Marketing people in the public and social sectors create a near-alphabet of publications: appendices, brochures, calendars, dockets, errata, forms, guides, handbooks, indexes, journals, laws, manuals, notes, pamphlets, quick references, studies, tables, updates, volumes, warnings, yearbooks.
Most of them seem dull or impenetrable, regardless of their content. It doesn’t have to be this way, and you don’t need to go to design school to stand out.
This starts another of my small series of how-to topics. I’m going to show you how to be better in publication, without much extra work, using a tool that you most likely already have on your computer: Microsoft PowerPoint.
Design isn’t about being trendy or even attractive, necessarily. Design is first about being useful, solving a problem. In our society, problems are often about information, or require information to solve. Designing and distributing information is part of problem solving. Design and distribution are part of marketing; designing and distributing information is a major part of publishing.
How many documents do you think are in the bookstore of the U.S. Government Printing Office? Personally, I don’t know, and I don’t even know how to estimate. When I visited the site for writing this post, there were more than 1,000 new releases alone. Multiply that by all the publications from state, county, and city government, non-profits, utilities, and school districts.
For each of those documents, someone somewhere thought that people had a problem or need that could be addressed by creating and distributing a publication. That’s a lot of public sector marketing.
But how often has someone called you to their desk to admire a useful and beautiful publication from a government agency or non-profit?

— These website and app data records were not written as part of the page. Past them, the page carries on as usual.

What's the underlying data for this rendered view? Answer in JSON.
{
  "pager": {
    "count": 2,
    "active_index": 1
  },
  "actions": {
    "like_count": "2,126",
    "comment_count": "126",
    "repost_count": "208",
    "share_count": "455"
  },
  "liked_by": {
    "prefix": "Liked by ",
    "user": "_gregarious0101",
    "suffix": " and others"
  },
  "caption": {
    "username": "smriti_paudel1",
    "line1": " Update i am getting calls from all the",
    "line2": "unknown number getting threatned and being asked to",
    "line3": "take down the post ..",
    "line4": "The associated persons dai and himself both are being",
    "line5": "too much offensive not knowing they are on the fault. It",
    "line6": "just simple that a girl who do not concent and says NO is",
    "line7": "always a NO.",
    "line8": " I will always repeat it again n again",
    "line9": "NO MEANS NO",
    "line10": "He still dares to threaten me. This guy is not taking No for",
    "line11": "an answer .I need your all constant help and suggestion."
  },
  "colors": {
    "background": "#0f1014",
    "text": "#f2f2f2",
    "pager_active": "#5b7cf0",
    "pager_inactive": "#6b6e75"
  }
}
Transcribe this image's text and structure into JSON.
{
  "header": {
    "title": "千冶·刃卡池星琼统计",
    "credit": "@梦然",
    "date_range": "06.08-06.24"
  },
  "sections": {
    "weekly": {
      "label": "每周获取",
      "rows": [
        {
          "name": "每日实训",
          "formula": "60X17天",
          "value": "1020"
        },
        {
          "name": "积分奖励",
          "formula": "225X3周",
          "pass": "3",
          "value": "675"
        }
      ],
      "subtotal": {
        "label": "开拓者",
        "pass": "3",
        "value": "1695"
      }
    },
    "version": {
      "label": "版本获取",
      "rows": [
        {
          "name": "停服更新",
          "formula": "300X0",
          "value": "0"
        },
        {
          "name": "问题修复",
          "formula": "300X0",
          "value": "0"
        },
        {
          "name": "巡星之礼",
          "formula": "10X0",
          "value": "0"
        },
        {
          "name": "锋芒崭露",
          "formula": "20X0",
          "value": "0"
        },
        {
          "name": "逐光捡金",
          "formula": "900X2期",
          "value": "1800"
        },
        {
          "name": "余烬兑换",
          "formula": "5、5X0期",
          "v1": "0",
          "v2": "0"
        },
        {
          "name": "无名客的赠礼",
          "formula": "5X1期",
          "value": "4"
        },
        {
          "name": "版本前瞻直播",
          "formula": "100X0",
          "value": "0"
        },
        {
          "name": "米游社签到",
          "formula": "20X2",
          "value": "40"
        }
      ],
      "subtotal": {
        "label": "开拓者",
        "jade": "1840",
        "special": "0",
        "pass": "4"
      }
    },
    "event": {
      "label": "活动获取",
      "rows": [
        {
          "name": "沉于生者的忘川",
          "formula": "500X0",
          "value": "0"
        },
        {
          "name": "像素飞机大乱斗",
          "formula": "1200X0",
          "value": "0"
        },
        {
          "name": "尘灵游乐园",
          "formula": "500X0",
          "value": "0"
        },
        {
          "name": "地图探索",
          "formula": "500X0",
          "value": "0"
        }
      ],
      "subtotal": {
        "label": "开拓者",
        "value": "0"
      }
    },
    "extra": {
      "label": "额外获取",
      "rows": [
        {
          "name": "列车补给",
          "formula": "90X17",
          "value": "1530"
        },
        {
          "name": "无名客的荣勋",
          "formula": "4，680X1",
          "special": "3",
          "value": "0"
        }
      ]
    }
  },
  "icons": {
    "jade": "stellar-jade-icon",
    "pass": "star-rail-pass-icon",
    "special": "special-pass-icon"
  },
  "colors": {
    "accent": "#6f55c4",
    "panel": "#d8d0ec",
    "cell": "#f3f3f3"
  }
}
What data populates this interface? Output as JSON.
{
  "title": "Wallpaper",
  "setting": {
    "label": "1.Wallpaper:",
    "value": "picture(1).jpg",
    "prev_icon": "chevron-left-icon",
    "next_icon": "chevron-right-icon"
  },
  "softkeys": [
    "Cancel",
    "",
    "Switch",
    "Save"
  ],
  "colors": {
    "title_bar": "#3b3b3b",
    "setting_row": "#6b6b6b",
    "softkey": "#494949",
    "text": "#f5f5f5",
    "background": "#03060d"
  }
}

Or started off a meeting with, “I found this fascinating government document…” It’s rare at best.
If you and I can start raising the bar on the usefulness and attractiveness of documents from the social sector, then maybe more of the great ideas and solutions from social sector folks can get more exposure and make more of a positive impact.